[Excerpts from an interface dataset]
------------------------
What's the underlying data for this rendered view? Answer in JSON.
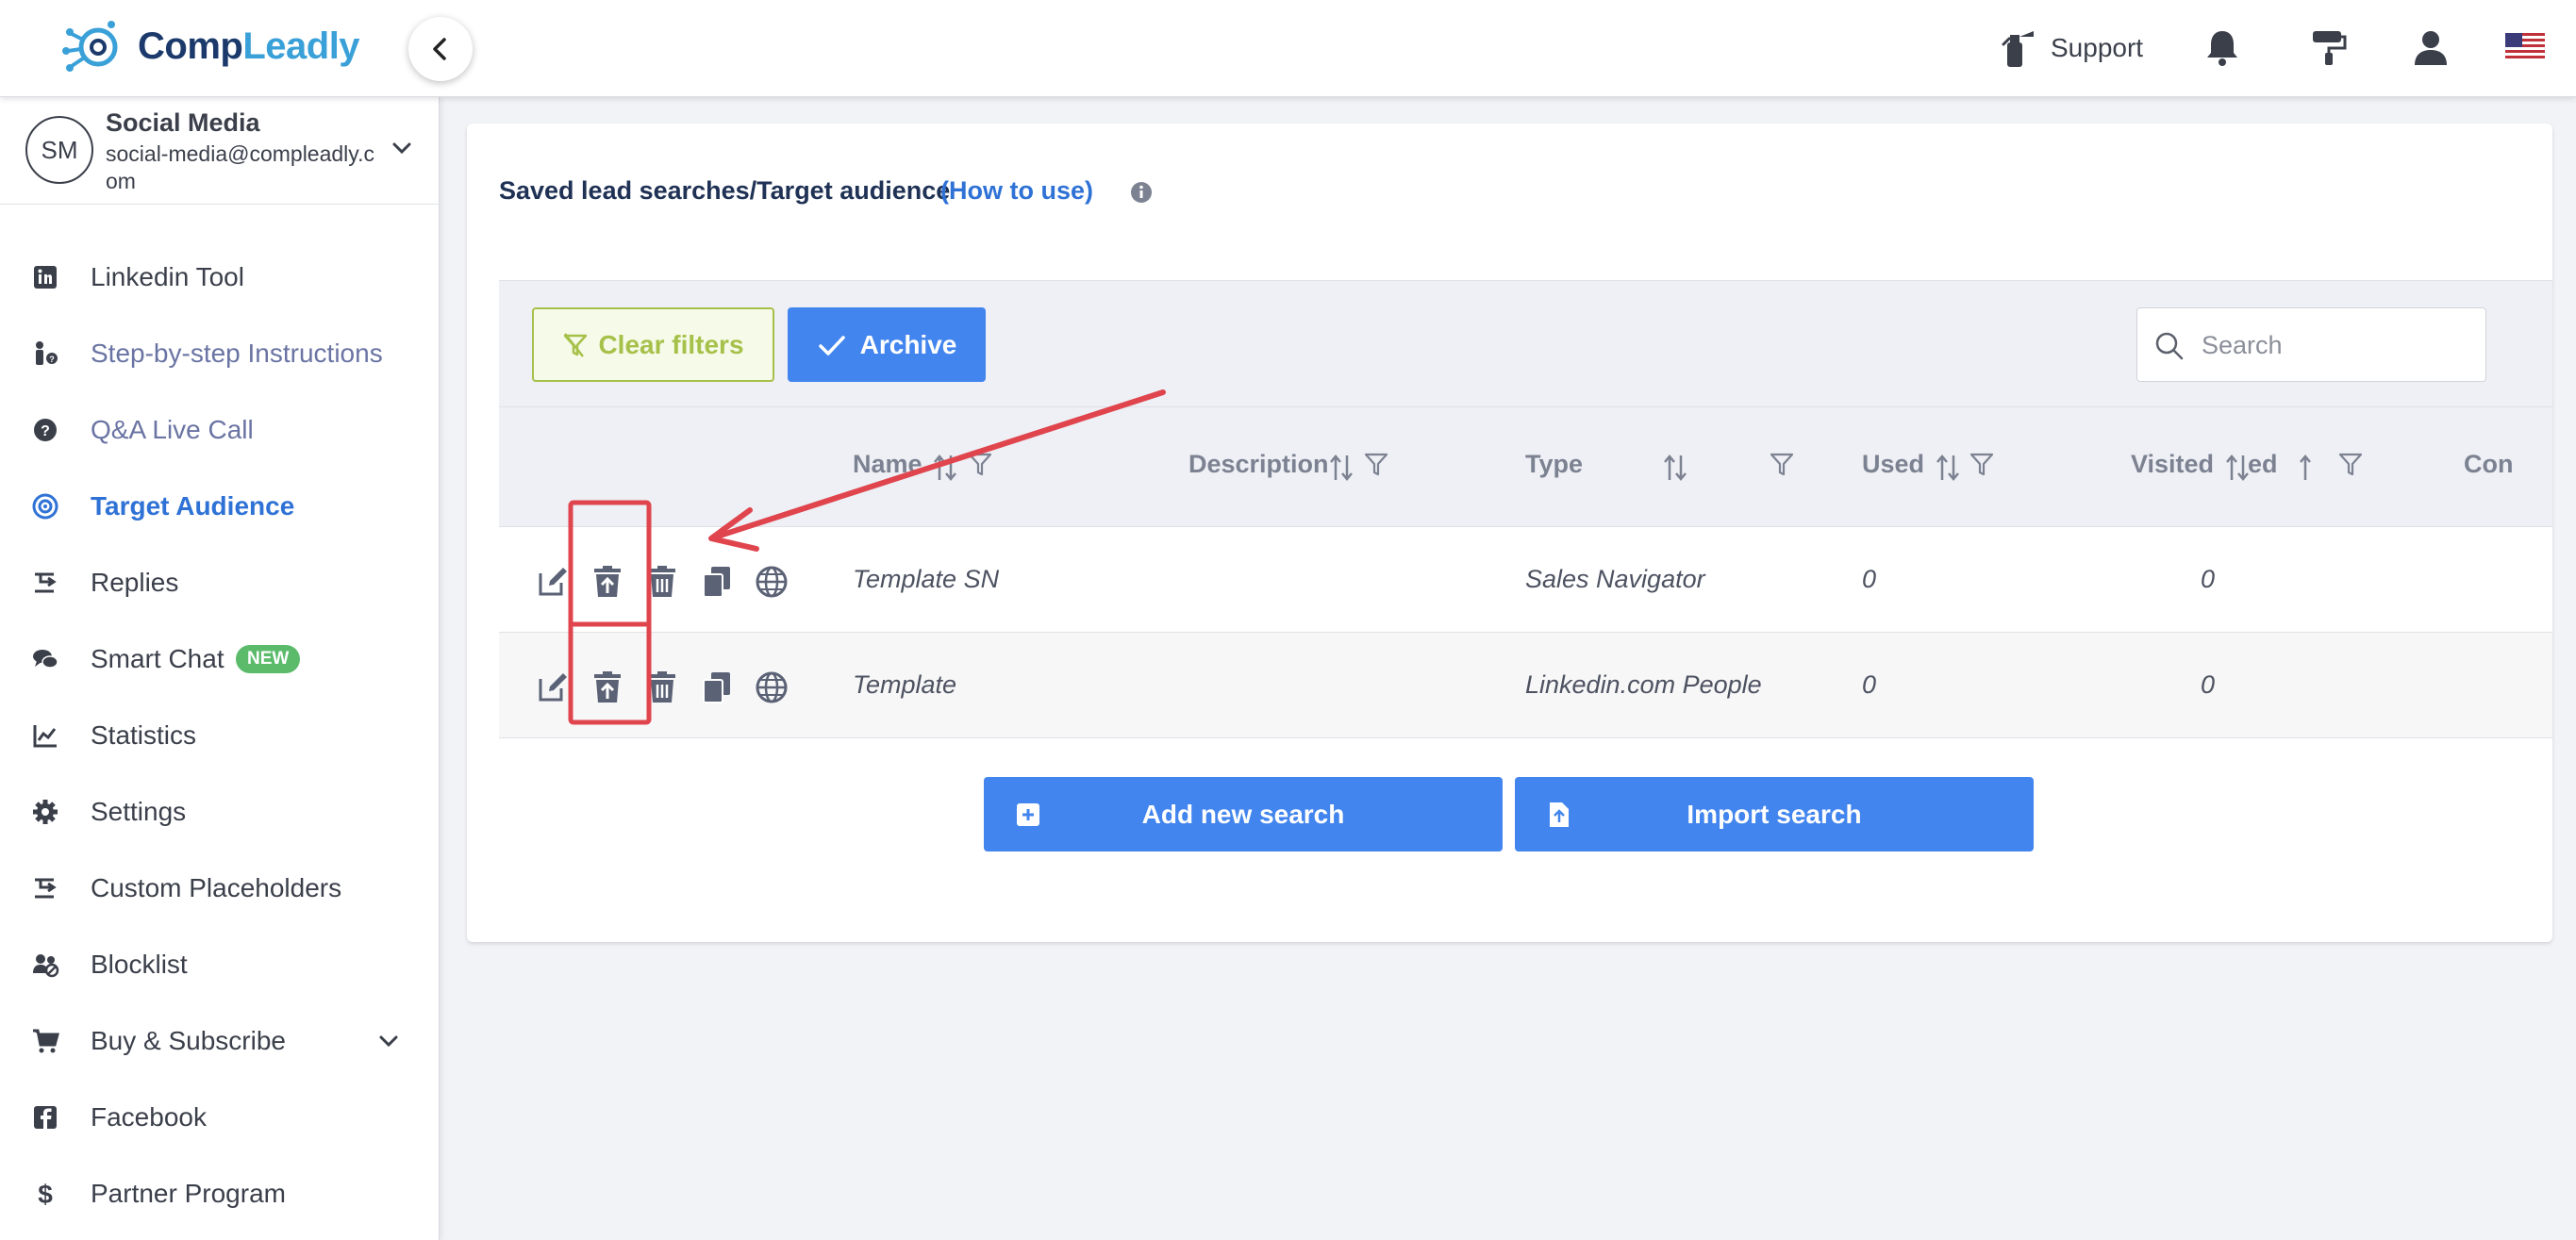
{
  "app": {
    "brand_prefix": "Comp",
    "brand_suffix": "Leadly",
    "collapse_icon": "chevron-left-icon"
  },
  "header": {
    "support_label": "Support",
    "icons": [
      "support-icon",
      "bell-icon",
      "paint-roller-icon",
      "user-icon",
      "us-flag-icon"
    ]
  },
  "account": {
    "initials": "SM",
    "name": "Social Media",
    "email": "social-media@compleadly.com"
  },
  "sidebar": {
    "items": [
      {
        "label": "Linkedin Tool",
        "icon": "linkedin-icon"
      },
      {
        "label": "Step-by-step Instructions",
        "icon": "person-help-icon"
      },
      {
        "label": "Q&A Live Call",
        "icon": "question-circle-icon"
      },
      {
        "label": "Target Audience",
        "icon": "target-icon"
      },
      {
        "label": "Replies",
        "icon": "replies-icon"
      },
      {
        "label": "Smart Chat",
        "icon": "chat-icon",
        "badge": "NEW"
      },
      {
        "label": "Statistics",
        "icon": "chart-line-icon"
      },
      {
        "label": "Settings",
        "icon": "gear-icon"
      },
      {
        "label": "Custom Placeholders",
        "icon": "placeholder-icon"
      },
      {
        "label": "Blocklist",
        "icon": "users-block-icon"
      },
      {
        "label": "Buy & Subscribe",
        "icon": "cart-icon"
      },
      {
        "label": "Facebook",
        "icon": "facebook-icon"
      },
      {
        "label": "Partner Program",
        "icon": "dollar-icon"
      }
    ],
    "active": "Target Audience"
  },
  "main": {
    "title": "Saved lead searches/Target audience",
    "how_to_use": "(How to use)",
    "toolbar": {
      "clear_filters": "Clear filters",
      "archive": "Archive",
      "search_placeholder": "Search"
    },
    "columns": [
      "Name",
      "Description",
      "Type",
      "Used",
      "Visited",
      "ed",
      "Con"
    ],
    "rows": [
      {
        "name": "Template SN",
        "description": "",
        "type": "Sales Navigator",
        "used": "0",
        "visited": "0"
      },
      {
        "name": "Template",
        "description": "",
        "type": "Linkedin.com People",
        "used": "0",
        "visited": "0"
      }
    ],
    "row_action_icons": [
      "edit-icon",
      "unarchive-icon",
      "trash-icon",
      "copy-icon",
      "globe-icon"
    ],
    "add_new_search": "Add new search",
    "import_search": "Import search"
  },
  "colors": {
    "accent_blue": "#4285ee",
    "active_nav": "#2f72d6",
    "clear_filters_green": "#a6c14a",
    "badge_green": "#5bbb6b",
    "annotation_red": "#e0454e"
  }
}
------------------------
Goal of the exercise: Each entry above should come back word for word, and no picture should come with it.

Task answer:
What's the underlying data for this rendered view? Answer in JSON.
{
  "app": {
    "brand_prefix": "Comp",
    "brand_suffix": "Leadly",
    "collapse_icon": "chevron-left-icon"
  },
  "header": {
    "support_label": "Support",
    "icons": [
      "support-icon",
      "bell-icon",
      "paint-roller-icon",
      "user-icon",
      "us-flag-icon"
    ]
  },
  "account": {
    "initials": "SM",
    "name": "Social Media",
    "email": "social-media@compleadly.com"
  },
  "sidebar": {
    "items": [
      {
        "label": "Linkedin Tool",
        "icon": "linkedin-icon"
      },
      {
        "label": "Step-by-step Instructions",
        "icon": "person-help-icon"
      },
      {
        "label": "Q&A Live Call",
        "icon": "question-circle-icon"
      },
      {
        "label": "Target Audience",
        "icon": "target-icon"
      },
      {
        "label": "Replies",
        "icon": "replies-icon"
      },
      {
        "label": "Smart Chat",
        "icon": "chat-icon",
        "badge": "NEW"
      },
      {
        "label": "Statistics",
        "icon": "chart-line-icon"
      },
      {
        "label": "Settings",
        "icon": "gear-icon"
      },
      {
        "label": "Custom Placeholders",
        "icon": "placeholder-icon"
      },
      {
        "label": "Blocklist",
        "icon": "users-block-icon"
      },
      {
        "label": "Buy & Subscribe",
        "icon": "cart-icon"
      },
      {
        "label": "Facebook",
        "icon": "facebook-icon"
      },
      {
        "label": "Partner Program",
        "icon": "dollar-icon"
      }
    ],
    "active": "Target Audience"
  },
  "main": {
    "title": "Saved lead searches/Target audience",
    "how_to_use": "(How to use)",
    "toolbar": {
      "clear_filters": "Clear filters",
      "archive": "Archive",
      "search_placeholder": "Search"
    },
    "columns": [
      "Name",
      "Description",
      "Type",
      "Used",
      "Visited",
      "ed",
      "Con"
    ],
    "rows": [
      {
        "name": "Template SN",
        "description": "",
        "type": "Sales Navigator",
        "used": "0",
        "visited": "0"
      },
      {
        "name": "Template",
        "description": "",
        "type": "Linkedin.com People",
        "used": "0",
        "visited": "0"
      }
    ],
    "row_action_icons": [
      "edit-icon",
      "unarchive-icon",
      "trash-icon",
      "copy-icon",
      "globe-icon"
    ],
    "add_new_search": "Add new search",
    "import_search": "Import search"
  },
  "colors": {
    "accent_blue": "#4285ee",
    "active_nav": "#2f72d6",
    "clear_filters_green": "#a6c14a",
    "badge_green": "#5bbb6b",
    "annotation_red": "#e0454e"
  }
}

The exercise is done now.